Four Weeks Until Mobile Legislation Comes into Force
40% of British drivers are still unaware that hand-held mobiles will be banned while driving.
Leading mobile headset manufacturer, JABRA, and the Association of British Drivers respond to impending in-car legislation with a mobile safety guide for drivers.
Despite the in-car mobile legislation being just four weeks away, a huge proportion of British drivers are still unaware of the new legislation that will make it illegal to use a hand-held mobile while driving. A survey commissioned by leading mobile headset manufacturer, JABRA found that 40% of British drivers are unaware that the legislation is coming into force, and amongst those who are aware of the law there is either confusion or ambivalence about its impact.
- 17% of drivers questioned admitted to using a hand-held mobile while driving
- 40% of all drivers are still unaware of the legislation · A quarter of respondents who were aware of new legislation said it would NOT stop them from using a hand-held mobile while driving
- 20-29 year olds are the most likely to use a hand-held mobile while driving (31%)
- 47% of people who admitted to using a hand-held mobile did not feel they were still able to drive with due care and attention but still continued to do so
- Drivers who are aware of the legislation are still confused over what hands-free options are legal
- 39% of new drivers aged 17-19 are still unaware of the new legislation
- 61% of respondents do not currently use any type of hands-free solution with their mobile
The ban will mean that drivers in the UK will face a minimum £30 fine or conviction of up to £1000 if they are caught using a hand-held mobile while they are in control of a vehicle. However, these penalties may not be enough as a quarter of drivers questioned, who were aware of the legislation, said that it would not stop them from using a hand-held mobile while driving.
The research suggests that the Government has failed to educate the public successfully, which could see them incurring fines and possibly points on their licence. Young drivers are most at risk with 31% of 20-29 year olds being the most likely age group to drive while using a hand-held mobile. Yet only 39% of 17-19 year olds and 50% of 20-29 year olds are even aware of the new law.
At least 12% of drivers questioned are required to use their phones while driving for work purposes. However, 62% of these people are not provided with hands-free kits from their employers. This highlights a need for employers to act more responsibly, give relevant staff hands-free kits for their mobiles and also help to educate them by defining a corporate policy for use of mobile phones in the car.
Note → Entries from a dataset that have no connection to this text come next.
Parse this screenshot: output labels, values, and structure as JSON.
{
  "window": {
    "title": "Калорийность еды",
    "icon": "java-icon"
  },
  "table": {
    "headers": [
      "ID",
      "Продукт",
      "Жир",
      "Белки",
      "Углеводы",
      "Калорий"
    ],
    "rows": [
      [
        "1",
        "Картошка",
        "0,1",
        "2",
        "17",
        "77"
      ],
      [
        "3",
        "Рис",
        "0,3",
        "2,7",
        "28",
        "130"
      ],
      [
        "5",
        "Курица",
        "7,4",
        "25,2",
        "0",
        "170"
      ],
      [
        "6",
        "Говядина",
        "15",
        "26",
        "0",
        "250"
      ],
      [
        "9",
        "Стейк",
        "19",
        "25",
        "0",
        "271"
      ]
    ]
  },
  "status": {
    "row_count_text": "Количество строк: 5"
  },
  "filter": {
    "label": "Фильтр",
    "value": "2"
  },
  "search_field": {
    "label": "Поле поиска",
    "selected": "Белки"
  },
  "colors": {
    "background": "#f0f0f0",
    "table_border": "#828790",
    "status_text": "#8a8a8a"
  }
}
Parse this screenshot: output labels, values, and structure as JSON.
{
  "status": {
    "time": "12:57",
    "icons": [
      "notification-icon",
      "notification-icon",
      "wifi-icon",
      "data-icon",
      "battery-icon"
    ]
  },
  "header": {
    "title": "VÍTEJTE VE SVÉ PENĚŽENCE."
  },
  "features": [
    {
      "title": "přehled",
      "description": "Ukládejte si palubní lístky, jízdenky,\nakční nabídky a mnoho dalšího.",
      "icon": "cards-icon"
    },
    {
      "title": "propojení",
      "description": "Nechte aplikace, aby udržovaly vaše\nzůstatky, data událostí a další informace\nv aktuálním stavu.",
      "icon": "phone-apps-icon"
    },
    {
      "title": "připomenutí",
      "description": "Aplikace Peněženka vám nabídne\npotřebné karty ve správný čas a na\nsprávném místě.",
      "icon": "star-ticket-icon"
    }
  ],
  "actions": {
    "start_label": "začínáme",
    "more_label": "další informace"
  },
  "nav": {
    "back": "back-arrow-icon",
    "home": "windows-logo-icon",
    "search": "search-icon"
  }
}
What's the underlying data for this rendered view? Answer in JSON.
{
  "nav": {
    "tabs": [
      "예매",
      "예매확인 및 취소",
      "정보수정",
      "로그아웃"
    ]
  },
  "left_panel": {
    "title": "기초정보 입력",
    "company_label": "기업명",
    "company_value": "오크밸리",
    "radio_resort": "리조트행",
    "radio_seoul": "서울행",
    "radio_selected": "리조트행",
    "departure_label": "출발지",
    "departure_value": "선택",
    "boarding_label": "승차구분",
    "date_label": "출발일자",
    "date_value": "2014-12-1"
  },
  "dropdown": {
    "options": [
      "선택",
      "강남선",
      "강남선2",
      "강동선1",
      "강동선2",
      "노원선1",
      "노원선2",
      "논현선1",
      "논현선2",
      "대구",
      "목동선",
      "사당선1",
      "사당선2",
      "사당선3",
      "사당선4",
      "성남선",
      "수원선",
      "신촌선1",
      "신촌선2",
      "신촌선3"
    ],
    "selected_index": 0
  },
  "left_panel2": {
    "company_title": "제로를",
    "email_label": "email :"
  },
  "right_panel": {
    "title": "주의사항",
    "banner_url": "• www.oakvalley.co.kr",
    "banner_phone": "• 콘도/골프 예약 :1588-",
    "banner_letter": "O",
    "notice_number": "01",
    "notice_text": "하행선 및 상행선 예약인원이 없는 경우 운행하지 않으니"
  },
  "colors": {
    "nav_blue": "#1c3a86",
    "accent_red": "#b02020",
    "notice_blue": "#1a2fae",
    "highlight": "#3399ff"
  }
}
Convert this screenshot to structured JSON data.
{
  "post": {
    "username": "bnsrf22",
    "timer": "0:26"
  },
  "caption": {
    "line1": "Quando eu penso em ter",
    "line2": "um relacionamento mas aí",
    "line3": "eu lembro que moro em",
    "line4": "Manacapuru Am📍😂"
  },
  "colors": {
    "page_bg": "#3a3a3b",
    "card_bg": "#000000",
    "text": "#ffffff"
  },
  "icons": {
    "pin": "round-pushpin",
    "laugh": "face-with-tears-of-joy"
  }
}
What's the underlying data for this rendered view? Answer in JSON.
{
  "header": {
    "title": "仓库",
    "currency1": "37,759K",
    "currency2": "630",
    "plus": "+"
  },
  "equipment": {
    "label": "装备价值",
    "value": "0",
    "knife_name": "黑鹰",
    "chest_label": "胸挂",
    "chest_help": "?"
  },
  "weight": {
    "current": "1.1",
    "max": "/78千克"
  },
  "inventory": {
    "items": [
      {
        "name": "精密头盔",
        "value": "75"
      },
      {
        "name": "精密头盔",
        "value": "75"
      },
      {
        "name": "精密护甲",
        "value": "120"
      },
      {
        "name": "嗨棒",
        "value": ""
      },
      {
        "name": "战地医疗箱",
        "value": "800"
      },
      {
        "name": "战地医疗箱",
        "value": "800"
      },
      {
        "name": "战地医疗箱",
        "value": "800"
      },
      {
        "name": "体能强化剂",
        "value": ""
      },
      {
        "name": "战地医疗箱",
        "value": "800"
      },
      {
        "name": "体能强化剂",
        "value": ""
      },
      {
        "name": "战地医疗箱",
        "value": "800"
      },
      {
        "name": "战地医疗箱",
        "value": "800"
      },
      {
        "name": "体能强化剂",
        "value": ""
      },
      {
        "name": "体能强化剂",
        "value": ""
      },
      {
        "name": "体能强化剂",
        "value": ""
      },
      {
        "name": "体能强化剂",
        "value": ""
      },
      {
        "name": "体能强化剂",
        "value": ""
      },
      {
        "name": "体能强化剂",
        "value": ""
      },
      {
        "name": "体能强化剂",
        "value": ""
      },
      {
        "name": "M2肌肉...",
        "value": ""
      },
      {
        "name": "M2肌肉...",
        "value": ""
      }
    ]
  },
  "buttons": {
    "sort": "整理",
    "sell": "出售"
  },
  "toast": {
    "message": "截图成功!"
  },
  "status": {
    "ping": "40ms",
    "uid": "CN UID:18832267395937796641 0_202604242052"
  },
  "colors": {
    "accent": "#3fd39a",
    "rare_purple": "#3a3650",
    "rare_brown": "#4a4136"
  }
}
In response to the general lack of awareness, JABRA has produced a guide in conjunction with the Association of British Drivers to explain the law in easy terms, how to comply with the legislation and tips for safer mobile use while driving.
Ben Bushell, Country Manager, UK and Ireland, JABRA, explained:
"There is still a great deal of confusion in the market around the legislation and the legal options available to drivers still wishing to use their phones while on the move, and this is highlighted by the research. We want the public to be prepared for December 1 and we hope that the Guide will allow people to make an educated decision when selecting a hands-free solution and use it in the safest way possible."
Nigel Humphries, spokesman for The Association of British Drivers, commented:
"JABRA's research shows that, whilst most drivers have concerns about using a hand-held mobile, they are ambivalent about the consequences or are unsure of the alternatives. To avoid widespread non-compliance of the new legislation, there is a clear need for the Government and the mobile industry to tell drivers exactly what is legal and what isn't, and to provide positive guidance on making calls safely rather than simply telling people not to do it."